It’s difficult to describe the situation, but imagine standing on a tumble dryer, on a trampoline, while all your friends throw buckets of cold salty water in your face over and over again, while trying to do something useful… in the dark. And then imagine falling off as a wave sweeps you down the deck! A not so gentle reminder of the power of the sea. Ouch. Picked up and dumped like a rag doll.

Better still when my life jacket went off under a wall of water, so add an inflatable donut round your head and repeat the previous. Terminal saturation as Craig put it. Welcome back to racing - and we were right in it - enjoying our first ever race lead jousting it out at the front of the pack. Good times.

Bonus Point

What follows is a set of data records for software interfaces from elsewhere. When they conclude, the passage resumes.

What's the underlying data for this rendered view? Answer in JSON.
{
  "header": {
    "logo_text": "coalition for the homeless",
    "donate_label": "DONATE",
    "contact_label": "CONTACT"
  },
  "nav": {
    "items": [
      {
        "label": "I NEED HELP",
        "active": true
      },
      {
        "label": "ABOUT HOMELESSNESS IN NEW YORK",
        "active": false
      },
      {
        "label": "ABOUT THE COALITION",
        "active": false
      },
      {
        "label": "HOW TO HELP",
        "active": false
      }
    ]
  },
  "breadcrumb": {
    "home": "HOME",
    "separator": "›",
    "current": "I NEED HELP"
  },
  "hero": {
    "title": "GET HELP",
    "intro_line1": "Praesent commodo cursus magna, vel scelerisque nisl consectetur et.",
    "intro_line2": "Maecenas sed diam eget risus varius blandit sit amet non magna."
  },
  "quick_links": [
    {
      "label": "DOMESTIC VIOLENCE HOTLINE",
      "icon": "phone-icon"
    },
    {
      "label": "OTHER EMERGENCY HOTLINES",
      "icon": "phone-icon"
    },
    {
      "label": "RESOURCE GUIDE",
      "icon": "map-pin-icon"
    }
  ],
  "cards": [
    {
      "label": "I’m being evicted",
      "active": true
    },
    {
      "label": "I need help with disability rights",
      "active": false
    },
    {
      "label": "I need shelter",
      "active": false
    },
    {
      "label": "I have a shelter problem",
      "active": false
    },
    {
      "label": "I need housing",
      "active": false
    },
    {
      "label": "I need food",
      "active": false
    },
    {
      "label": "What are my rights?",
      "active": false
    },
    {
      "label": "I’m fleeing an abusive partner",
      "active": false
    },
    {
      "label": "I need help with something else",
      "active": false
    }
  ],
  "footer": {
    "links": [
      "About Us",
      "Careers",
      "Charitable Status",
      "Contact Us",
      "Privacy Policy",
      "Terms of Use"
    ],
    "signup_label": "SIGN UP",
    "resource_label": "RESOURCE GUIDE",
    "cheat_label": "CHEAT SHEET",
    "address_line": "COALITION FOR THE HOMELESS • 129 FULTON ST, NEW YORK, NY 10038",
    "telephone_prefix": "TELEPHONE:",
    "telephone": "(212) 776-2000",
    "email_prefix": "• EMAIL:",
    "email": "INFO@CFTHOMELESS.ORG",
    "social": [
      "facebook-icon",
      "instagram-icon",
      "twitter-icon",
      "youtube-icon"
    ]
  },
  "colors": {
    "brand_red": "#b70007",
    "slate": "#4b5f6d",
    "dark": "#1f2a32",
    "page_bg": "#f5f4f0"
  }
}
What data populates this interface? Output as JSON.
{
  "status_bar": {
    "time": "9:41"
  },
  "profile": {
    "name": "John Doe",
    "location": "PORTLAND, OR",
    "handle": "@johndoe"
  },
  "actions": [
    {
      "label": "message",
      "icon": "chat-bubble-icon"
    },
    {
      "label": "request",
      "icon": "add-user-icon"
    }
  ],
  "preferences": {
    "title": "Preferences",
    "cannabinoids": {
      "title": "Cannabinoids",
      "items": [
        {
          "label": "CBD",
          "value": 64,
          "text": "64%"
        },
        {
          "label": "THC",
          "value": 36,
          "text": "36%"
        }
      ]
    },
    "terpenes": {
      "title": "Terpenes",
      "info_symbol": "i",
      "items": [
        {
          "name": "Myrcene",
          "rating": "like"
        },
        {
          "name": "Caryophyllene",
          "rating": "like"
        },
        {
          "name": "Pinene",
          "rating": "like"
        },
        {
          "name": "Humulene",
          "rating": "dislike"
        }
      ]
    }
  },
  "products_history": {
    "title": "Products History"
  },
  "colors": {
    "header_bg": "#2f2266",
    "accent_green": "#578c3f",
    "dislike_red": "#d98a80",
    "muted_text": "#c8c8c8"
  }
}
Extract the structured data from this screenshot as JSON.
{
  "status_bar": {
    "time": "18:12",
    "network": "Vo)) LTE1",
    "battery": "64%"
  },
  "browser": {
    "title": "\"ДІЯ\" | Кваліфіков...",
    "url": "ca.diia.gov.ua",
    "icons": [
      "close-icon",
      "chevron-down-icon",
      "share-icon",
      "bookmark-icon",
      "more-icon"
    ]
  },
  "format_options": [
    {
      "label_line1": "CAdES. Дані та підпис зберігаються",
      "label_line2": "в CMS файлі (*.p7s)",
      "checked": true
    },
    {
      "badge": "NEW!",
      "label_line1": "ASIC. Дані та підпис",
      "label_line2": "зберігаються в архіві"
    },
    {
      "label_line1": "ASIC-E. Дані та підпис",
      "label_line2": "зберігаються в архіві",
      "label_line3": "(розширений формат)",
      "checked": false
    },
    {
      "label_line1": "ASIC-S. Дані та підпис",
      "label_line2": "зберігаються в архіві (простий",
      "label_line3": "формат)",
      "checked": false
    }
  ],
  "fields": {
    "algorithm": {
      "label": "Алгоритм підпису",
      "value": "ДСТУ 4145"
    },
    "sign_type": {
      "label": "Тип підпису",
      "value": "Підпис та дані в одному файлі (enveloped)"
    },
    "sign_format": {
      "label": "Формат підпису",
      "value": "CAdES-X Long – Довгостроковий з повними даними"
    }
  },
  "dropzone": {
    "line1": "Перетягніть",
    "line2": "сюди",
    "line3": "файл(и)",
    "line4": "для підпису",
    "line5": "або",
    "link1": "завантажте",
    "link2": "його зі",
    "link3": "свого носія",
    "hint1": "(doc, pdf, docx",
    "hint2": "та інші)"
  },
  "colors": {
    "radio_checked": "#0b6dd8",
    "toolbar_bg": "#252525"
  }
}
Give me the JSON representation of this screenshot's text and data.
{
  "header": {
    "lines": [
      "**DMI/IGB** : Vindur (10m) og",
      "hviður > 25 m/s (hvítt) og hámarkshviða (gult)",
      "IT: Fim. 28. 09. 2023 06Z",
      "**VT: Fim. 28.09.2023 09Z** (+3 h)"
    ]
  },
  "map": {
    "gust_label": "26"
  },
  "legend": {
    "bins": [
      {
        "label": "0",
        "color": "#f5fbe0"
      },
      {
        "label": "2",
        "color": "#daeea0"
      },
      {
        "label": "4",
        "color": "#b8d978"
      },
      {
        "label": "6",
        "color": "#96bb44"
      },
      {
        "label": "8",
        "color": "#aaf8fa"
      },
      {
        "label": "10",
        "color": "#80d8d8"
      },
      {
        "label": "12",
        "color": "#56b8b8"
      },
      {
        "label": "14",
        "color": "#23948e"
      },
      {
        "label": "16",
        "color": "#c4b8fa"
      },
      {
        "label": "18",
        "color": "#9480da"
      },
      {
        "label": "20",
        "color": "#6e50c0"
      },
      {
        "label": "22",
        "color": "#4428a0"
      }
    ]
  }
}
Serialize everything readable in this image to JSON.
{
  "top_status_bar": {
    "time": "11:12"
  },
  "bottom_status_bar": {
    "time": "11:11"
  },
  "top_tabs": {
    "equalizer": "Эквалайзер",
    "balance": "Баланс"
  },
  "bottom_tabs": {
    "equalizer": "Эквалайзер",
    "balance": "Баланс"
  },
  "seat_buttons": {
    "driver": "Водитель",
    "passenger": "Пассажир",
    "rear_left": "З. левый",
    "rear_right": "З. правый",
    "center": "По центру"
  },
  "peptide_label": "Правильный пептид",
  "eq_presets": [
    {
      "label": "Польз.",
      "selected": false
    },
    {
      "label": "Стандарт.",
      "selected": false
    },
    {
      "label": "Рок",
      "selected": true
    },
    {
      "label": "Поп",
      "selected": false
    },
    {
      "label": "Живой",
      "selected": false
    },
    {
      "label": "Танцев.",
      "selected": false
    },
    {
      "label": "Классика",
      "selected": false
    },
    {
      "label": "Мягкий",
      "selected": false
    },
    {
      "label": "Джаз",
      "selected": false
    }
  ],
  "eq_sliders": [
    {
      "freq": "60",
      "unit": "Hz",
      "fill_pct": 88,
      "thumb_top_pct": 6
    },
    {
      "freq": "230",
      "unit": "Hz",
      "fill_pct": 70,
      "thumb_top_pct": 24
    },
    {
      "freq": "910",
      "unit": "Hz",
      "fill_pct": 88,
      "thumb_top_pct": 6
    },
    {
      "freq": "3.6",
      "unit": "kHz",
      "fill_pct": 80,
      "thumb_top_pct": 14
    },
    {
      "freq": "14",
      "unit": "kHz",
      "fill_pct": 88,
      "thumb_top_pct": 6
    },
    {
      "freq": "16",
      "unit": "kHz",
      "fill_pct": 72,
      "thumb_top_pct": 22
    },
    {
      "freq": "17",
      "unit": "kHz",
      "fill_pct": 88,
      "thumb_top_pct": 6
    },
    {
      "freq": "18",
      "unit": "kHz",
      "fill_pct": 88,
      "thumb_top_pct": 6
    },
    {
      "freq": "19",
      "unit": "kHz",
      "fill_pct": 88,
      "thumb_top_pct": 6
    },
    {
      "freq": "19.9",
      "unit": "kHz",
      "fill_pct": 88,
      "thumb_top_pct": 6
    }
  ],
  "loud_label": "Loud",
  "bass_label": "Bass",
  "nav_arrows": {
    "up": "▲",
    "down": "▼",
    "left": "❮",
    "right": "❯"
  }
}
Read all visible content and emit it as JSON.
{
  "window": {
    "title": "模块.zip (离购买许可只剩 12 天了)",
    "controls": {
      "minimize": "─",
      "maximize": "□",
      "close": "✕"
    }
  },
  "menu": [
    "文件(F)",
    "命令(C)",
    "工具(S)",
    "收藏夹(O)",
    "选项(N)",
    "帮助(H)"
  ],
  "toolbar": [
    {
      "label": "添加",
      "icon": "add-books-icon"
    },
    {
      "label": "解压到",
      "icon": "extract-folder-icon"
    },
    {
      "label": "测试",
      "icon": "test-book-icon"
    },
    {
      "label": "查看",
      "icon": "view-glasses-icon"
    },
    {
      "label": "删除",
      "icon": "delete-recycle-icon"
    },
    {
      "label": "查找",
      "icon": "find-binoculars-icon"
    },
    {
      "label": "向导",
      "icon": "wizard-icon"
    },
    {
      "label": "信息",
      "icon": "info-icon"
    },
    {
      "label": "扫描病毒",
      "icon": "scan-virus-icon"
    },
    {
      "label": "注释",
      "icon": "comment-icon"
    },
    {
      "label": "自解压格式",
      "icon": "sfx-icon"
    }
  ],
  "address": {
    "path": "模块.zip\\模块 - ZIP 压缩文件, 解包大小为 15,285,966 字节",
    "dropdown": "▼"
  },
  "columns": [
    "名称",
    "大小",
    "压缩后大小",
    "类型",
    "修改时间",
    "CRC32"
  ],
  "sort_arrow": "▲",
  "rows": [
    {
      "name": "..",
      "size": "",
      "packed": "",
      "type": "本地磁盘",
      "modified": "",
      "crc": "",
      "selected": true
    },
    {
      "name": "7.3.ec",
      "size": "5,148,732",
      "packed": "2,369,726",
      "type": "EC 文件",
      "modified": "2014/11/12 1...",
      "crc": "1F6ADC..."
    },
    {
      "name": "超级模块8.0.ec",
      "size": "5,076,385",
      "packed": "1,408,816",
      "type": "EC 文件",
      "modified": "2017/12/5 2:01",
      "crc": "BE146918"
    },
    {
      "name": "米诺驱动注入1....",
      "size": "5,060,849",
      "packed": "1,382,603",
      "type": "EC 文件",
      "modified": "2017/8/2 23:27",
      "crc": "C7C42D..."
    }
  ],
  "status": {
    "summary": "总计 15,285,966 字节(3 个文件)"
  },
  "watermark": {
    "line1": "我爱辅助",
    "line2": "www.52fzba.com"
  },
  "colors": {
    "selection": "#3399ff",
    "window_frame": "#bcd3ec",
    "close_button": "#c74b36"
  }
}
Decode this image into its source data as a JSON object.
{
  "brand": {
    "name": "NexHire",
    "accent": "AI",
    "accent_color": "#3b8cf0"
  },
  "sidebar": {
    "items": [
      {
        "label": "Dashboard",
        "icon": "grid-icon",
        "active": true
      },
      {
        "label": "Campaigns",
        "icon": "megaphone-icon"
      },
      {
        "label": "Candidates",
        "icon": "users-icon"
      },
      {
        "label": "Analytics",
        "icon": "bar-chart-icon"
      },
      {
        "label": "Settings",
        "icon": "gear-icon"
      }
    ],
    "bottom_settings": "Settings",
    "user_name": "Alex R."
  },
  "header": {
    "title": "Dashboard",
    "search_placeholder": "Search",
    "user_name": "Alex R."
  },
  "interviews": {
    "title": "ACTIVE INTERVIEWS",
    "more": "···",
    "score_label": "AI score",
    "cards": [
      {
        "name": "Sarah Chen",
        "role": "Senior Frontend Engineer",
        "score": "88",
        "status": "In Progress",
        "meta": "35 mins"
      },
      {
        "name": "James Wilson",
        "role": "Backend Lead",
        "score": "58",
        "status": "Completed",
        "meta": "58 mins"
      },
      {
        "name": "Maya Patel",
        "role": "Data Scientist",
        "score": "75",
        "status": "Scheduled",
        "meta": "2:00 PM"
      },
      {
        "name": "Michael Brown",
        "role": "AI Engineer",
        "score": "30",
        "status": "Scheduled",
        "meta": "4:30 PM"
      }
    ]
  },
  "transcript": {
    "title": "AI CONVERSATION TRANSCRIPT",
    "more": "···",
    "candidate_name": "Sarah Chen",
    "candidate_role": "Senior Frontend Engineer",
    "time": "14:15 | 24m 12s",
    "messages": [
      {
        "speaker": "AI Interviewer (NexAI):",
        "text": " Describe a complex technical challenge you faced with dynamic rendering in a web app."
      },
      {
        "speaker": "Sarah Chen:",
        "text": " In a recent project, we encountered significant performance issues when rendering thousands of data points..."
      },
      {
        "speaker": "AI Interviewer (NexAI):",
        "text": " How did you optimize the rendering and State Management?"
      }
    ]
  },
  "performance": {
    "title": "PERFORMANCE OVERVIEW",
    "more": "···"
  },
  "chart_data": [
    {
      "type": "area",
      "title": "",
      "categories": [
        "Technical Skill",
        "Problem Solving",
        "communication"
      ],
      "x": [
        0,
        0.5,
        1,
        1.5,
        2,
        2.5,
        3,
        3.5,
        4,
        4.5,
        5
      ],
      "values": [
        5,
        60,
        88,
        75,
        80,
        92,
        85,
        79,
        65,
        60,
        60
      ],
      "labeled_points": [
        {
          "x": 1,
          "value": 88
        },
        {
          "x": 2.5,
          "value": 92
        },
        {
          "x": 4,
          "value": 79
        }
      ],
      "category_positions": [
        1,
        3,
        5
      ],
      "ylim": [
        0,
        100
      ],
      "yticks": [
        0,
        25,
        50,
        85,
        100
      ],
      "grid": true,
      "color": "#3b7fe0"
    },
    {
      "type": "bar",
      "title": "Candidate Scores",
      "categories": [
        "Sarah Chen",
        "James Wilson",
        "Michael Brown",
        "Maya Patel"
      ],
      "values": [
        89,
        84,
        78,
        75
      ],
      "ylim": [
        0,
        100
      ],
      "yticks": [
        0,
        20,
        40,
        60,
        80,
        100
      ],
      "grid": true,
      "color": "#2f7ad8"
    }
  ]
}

Our good start and favourable winds placed us for a two-day upwind hike for the scoring gate. Off the beaten track, but having missed out altogether on Race 1, we were keen to seek a bonus. Da Nang - Viet Nam, Derry~Londonderry~Doire and IchorCoal broke off to the south as we gunned for the gate. Derry~Londonderry~Doire stretched ahead, but never too far. IchorCoal exchanged places with us on more than one occasion but we sneaked the line ahead. Qingdao later bumped the teams down but we walked away with a point for our efforts. Time to turn east for Cape Town.

The wind forced us back up somewhat but we escaped the worst of the light winds and only suffered a few minor kite wraps until our starboard spinnaker shackle exploded, putting dear Frankie, our heavyweight  spinnaker in the water… again. Sorry Frankie. We did however clock 27.4 knots, our fastest speed downwind so far. Pretty cool and pretty fast.

We are now well schooled in recovery and we pounced. Back on board, minor damage. We repaired the halyard in the light of day and have since flown kites on it again. My repairs and blood knot have held…(relief)!

Longest Night, Part 2

After steaming along for the best part of two weeks, mostly incident free, the wind came back on the nose for the run-in. Time for a repeat of race start, another bit of symmetry as we smashed into the waves. We were still speeding along. All up on the rail to try to better balance the boat. Reefs in as the wind gusted to 63 knots while averaging 40s. The terrifying force of nature, in numbers. A flavour of what is to come as we head towards the Southern Ocean. Yay - or rather not! (Feel free to try the previous trick to recreate the carnage but after a few days without sleep. It’s way more fun that way. Don’t forget to keep the lights off.)

Photo Finish

The famous Table Mountain wind shadow. From 40 knots to 4 knots just like that it seems. So close, we could see the finish, land ho. Yet so damn far. The coastline was spectacular as the sun rose in tandem, not a cloud in sight.

No less thrilling despite crawling along, IchorCoal stopped dead ahead in a wind hole. After 3,500 miles, we were metres apart. Every light wind trick we learned on Leg 1 (*see Madeira Moment), we exchanged places repeatedly as we tried to beat the home boat into port.

Just 6 minutes between us, but only a hundred metres or so after an ocean. Frankly it’s ridiculous. After sneaking them at the Scoring Gate, we did it again. Sorry not sorry. 6th place was ours - Da Nang -Viet Nam are on the march. Onwards into the Southern Ocean… basically I’m terrified.  We’re going anyway. See you in Albany.